No, she spoke quietly and in any event, the engine on this bus is so noisy I wouldn’t have heard anyway.
I’ll tell you what happened next. Through my mirror, I saw a flash from the camera-looking thing. It blinded me for a while and left me disoriented – a bit like one of those flash-bangs they talk about in American movies only without the bang. When I looked around again, everybody on the bus seemed to be unconscious; or maybe even dead; except for the white couple, who had somehow transformed into … I don’t know what they were. They were still in human shape, but with skin like snakes’, and forked tongues that seemed to be tasting the air.
No, really.
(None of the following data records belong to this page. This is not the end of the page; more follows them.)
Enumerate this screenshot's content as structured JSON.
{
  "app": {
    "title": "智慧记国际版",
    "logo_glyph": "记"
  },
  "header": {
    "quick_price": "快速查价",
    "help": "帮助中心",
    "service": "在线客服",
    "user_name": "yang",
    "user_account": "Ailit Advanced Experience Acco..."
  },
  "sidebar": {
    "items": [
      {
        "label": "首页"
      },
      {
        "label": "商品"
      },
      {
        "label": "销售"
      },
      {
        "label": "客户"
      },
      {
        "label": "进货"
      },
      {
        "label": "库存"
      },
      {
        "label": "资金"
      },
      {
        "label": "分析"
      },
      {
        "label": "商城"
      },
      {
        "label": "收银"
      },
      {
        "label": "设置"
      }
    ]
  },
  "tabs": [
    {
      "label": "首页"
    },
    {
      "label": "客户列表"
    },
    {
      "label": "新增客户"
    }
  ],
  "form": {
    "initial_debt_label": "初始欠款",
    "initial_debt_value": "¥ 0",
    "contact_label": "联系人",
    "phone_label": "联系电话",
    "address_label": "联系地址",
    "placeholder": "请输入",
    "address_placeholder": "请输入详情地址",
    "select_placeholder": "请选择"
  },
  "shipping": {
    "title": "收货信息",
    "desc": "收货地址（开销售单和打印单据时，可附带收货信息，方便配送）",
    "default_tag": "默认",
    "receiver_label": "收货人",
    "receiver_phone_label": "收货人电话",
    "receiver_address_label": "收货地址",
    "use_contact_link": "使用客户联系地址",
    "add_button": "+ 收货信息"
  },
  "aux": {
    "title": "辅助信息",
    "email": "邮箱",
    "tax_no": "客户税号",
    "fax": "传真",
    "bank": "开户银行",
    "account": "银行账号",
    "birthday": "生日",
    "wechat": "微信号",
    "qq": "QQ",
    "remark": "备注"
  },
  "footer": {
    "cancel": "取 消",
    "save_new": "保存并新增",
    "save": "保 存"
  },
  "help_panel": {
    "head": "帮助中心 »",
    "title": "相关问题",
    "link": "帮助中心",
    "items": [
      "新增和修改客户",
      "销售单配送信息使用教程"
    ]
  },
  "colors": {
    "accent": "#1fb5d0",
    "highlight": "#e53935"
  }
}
The female said something to her mate – I couldn’t understand it because I don’t speak lizard, but the device flashed again and everyone in the bus had suddenly turned into nuns.
Yes, they were all wide awake. In fact, they were all singing – O come, Immanuel, I think it was. Plainsong. Whatever they were chanting, it was beautiful to listen to.
I fell asleep during the second chorus, which was a pity as I was really enjoying the singing. I tried to join it at first, but my falsetto is rubbish;
Well, that’s the strangest thing. I remember feeling someone touch my shoulder and thinking it was an unusual thing for a nun to do, especially one with five more verses to sing, but when I looked around, everyone had changed back to the way they were before, and it turns out it wasn’t a nun, just a normal young girl. Pretty, as I recall. She asked me if we were going up the hill, or was I thinking of staying at the bottom all day.
Well, you tell me. Maybe it was. One of the passengers was smoking when he got on the bus. I told him it wasn’t allowed, and he blew a great mass of smoke into my face before stubbing the cigarette out on the floor of the bus, burning another hole in the carpet. That really annoys me. Don’t youngsters have any respect for other people’s property these days?
Yeah, probably mid-twenties. Oh, the smoke; unusual it was. Didn’t smell like regular tobacco smoke; much sweeter and kind of cloying.
Oh, that? Yeah. It was just a camera.
Thanks, Doc. I think so, too. Same time next week?
I wrote this in response to Kreative Kue 190, issued on this site earlier this week. Feel free to join in; just follow the link.